## [Information shown]
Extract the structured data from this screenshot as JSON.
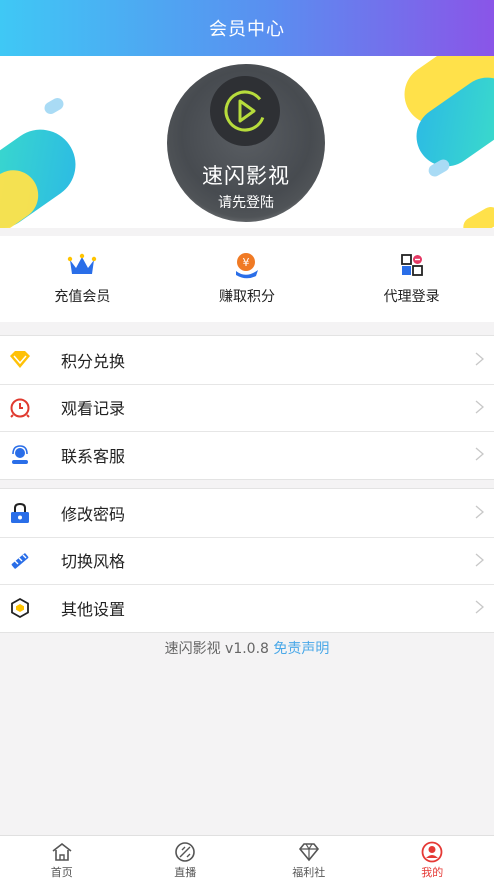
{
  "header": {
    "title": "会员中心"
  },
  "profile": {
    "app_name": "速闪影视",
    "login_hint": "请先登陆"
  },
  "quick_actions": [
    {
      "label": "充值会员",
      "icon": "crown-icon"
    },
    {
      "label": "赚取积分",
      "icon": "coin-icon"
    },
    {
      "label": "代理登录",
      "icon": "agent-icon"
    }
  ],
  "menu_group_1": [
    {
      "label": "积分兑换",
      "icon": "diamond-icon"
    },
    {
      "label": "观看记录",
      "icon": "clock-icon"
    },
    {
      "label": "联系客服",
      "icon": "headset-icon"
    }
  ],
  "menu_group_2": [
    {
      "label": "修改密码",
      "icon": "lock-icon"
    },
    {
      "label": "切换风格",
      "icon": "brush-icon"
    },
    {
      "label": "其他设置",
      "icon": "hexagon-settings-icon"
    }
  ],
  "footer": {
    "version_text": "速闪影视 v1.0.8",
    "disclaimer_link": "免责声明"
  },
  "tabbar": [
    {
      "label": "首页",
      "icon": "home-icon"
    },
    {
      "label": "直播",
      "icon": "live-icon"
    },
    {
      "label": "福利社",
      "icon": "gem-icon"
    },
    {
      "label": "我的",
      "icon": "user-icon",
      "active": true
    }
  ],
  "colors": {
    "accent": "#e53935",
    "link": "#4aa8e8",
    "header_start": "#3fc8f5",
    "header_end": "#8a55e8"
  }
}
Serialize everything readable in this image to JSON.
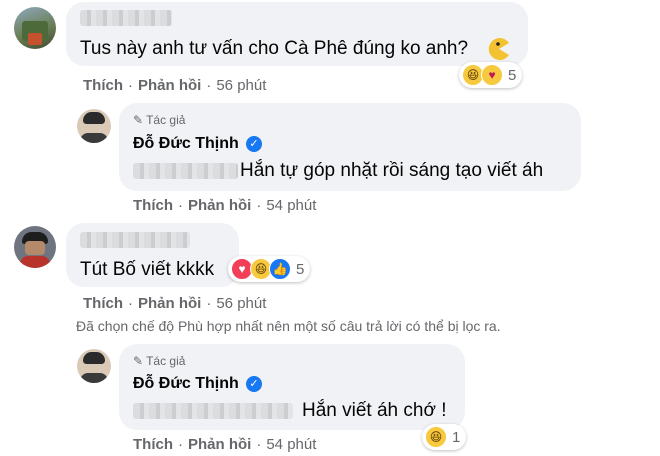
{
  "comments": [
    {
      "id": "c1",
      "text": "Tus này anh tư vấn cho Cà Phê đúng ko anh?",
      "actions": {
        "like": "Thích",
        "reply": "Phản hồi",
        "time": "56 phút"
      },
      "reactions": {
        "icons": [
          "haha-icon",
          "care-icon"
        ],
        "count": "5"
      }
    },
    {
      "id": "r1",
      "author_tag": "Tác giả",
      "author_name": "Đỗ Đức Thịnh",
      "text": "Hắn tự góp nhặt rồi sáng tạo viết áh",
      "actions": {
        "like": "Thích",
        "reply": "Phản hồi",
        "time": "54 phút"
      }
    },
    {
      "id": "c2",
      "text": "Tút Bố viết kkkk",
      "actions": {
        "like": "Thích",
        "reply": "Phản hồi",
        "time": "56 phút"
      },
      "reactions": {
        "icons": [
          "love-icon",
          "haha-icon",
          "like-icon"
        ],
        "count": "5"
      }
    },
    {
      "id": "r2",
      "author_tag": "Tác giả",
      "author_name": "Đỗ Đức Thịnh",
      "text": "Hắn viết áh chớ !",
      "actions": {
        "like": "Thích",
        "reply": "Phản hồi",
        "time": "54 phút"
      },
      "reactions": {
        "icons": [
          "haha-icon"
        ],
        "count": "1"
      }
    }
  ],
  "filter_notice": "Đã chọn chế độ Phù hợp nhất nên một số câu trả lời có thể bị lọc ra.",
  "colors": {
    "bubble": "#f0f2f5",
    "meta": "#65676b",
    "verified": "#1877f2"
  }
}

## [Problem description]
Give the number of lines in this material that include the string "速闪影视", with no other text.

## [Result for this task]
2